▶ Aim of the task
Find every line in the records below that holds the word "hdfs" and copy it.

──────── Data extract

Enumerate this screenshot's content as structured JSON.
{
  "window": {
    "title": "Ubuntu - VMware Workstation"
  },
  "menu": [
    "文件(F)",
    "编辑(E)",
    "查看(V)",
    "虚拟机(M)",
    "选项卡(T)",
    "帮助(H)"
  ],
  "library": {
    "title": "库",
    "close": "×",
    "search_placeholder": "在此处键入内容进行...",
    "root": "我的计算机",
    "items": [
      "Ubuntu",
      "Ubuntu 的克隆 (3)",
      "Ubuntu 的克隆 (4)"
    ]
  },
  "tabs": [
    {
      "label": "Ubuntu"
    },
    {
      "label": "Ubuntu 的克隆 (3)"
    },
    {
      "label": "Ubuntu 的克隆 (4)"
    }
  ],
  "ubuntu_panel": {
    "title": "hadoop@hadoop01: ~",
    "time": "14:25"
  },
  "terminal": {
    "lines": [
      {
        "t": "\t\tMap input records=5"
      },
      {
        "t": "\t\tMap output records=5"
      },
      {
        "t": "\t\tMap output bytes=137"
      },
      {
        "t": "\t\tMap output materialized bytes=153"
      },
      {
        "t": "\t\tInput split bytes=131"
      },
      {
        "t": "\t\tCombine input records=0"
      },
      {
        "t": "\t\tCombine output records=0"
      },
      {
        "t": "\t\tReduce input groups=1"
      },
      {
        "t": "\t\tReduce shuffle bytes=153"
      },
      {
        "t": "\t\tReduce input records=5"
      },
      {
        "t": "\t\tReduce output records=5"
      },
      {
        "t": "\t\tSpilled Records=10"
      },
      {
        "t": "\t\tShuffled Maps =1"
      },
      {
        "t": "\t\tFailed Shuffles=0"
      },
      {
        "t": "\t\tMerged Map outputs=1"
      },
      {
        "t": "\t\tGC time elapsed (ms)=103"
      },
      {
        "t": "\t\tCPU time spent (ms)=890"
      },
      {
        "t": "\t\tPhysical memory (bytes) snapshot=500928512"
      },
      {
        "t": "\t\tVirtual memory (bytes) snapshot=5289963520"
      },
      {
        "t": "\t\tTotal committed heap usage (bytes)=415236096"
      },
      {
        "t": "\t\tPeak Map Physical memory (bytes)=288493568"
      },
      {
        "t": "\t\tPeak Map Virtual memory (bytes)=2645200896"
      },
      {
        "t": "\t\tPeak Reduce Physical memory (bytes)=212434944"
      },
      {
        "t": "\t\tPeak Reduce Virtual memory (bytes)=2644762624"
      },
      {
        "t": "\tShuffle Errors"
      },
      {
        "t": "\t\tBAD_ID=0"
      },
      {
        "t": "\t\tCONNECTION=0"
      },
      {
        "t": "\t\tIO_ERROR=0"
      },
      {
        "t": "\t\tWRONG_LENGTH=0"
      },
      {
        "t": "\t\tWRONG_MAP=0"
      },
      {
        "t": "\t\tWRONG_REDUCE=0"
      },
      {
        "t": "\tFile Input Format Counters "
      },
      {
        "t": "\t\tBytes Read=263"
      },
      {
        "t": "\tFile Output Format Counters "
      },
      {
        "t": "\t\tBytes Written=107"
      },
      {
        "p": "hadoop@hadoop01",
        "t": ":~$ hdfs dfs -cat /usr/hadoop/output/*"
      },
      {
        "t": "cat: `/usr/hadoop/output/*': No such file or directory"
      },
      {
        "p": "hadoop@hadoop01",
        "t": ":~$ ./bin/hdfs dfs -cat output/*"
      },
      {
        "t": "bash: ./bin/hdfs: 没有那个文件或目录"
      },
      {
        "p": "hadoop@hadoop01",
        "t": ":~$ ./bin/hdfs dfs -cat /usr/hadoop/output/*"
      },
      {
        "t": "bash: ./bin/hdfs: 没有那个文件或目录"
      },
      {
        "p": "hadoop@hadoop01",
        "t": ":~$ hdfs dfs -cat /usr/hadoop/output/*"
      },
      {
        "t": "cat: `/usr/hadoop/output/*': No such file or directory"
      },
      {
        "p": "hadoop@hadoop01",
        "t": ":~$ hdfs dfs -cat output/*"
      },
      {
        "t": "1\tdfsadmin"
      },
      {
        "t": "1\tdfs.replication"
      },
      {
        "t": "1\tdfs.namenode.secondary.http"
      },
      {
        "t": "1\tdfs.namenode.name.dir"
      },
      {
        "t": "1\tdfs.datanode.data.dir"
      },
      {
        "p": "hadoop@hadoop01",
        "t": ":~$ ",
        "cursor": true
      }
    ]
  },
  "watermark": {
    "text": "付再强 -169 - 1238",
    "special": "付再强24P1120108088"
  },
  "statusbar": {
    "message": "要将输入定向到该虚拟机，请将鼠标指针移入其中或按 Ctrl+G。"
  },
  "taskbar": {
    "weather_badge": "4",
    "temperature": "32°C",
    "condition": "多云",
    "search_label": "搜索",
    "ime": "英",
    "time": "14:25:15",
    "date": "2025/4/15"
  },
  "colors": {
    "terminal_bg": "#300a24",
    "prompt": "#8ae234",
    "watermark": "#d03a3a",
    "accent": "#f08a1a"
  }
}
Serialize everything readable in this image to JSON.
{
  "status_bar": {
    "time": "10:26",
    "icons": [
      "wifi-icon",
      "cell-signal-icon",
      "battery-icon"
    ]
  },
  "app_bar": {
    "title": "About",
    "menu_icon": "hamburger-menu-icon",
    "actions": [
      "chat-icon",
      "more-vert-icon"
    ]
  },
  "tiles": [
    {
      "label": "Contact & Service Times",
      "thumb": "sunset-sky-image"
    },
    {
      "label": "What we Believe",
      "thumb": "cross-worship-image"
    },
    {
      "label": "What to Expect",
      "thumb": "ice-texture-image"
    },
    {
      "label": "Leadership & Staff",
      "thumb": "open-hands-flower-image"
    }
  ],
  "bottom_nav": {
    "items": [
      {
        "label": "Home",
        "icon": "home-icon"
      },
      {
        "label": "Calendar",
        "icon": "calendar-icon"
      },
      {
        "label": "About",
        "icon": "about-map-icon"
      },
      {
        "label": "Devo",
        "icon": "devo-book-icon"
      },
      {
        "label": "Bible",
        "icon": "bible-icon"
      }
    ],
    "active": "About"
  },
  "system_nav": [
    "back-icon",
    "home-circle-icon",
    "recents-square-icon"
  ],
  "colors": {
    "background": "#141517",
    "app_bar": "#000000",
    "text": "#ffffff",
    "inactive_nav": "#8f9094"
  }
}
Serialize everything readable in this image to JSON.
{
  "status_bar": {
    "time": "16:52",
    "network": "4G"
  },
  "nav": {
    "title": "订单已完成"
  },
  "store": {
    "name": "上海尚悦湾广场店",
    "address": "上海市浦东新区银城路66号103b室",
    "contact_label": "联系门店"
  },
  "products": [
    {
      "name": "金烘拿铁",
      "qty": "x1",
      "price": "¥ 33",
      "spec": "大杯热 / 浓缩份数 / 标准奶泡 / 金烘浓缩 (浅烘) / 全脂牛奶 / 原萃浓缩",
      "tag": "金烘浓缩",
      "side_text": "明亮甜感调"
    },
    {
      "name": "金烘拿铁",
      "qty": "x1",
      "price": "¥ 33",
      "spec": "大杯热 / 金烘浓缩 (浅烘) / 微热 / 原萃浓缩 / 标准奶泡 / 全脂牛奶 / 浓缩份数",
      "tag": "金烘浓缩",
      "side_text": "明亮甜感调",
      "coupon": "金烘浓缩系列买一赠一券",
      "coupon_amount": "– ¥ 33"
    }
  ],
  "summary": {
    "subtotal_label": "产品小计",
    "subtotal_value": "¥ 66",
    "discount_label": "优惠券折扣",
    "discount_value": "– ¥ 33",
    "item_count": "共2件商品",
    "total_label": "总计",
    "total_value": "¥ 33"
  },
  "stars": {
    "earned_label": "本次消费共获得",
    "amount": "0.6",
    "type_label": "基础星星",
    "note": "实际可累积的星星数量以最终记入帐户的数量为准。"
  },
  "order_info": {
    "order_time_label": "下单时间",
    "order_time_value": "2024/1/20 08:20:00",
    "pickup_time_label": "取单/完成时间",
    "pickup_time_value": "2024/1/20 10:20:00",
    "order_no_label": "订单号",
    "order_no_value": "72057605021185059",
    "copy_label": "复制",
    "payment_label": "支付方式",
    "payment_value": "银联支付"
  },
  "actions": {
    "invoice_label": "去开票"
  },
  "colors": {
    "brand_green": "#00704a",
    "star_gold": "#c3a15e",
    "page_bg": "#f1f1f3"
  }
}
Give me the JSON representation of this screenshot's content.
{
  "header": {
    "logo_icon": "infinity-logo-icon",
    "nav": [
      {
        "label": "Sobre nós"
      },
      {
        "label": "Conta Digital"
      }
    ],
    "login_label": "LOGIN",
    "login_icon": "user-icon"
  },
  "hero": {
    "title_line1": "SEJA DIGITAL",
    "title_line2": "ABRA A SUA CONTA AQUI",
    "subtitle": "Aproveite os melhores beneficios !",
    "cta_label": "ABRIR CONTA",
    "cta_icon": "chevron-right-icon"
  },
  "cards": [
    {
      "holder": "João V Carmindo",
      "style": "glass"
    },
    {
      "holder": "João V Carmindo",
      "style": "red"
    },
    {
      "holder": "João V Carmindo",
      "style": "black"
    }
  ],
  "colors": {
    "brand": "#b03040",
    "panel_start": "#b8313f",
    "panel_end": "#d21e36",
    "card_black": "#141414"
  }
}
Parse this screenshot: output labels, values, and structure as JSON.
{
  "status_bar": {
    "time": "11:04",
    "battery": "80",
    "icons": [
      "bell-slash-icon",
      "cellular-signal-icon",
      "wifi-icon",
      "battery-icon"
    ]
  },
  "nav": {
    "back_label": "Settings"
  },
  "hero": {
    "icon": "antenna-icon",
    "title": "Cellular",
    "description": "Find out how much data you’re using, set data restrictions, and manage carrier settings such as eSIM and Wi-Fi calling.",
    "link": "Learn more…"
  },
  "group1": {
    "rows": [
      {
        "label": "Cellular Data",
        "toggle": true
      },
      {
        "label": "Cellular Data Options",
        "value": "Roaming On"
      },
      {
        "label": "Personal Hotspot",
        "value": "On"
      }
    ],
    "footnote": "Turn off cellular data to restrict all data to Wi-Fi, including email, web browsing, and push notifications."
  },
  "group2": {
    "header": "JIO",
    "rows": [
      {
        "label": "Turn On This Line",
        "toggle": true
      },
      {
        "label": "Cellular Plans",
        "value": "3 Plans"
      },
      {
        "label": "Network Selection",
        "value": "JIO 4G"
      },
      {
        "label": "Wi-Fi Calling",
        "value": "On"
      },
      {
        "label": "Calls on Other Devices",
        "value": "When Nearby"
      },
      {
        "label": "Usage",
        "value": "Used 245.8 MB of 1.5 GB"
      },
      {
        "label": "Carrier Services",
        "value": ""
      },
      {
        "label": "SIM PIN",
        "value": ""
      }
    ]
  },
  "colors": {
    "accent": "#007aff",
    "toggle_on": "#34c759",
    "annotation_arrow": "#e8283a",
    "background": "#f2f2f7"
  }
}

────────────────

▶ Worked solution
        "t": ":~$ hdfs dfs -cat /usr/hadoop/output/*"
        "t": ":~$ ./bin/hdfs dfs -cat output/*"
        "t": "bash: ./bin/hdfs: 没有那个文件或目录"
        "t": ":~$ ./bin/hdfs dfs -cat /usr/hadoop/output/*"
        "t": "bash: ./bin/hdfs: 没有那个文件或目录"
        "t": ":~$ hdfs dfs -cat /usr/hadoop/output/*"
        "t": ":~$ hdfs dfs -cat output/*"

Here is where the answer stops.